◆ ABOUT THIS TASK ◆
Every line that contains the word "kind" should be copied from the records below.

┏━━

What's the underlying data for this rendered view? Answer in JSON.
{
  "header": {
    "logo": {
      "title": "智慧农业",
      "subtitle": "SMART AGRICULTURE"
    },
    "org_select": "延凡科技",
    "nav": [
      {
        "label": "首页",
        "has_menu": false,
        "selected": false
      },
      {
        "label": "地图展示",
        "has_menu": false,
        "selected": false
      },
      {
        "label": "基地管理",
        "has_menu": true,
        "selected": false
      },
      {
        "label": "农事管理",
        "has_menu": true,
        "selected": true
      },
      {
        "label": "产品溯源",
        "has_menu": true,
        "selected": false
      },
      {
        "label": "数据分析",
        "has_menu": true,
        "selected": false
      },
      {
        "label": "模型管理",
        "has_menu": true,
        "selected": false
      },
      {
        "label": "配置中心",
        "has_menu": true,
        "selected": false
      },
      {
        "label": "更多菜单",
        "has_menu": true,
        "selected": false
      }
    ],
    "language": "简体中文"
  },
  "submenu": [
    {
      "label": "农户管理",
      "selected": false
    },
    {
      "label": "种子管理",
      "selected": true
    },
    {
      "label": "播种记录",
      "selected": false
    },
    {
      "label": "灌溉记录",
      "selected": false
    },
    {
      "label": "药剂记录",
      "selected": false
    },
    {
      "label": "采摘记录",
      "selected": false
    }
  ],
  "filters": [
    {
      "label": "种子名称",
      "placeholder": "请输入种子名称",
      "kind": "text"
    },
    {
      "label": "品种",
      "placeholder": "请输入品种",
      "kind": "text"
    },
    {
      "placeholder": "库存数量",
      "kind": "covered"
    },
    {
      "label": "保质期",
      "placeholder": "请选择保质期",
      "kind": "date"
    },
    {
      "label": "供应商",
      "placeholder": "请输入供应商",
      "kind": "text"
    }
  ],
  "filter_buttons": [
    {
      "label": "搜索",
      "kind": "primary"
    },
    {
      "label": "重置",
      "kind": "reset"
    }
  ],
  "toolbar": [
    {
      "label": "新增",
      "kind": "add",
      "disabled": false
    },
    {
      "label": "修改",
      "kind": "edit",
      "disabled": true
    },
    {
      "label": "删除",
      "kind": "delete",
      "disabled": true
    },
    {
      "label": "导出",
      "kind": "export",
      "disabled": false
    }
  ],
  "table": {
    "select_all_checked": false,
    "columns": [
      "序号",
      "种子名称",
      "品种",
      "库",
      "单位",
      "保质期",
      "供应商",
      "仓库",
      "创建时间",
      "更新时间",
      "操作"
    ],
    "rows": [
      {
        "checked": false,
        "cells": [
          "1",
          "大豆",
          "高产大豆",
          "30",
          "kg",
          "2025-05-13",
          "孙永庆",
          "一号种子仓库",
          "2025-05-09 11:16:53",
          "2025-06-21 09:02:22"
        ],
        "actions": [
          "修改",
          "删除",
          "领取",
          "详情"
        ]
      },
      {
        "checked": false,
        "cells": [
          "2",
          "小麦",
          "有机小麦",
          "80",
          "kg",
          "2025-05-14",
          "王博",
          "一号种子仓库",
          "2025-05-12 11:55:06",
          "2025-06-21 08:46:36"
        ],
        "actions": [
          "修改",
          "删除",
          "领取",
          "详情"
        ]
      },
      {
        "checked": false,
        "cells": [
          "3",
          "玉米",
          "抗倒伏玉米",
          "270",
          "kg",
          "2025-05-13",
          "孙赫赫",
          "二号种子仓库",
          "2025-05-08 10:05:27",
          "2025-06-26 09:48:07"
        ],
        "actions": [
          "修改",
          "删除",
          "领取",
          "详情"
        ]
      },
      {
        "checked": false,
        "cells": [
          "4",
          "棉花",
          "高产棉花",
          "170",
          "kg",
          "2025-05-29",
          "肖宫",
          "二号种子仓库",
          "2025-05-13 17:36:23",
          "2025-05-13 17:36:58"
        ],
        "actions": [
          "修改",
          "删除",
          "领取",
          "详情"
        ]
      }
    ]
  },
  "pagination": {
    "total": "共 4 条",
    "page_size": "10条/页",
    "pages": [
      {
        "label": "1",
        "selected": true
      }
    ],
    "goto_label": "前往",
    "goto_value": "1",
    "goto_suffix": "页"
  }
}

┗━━

◆ REPLY ◆
      "kind": "text"
      "kind": "text"
      "kind": "covered"
      "kind": "date"
      "kind": "text"
      "kind": "primary"
      "kind": "reset"
      "kind": "add",
      "kind": "edit",
      "kind": "delete",
      "kind": "export",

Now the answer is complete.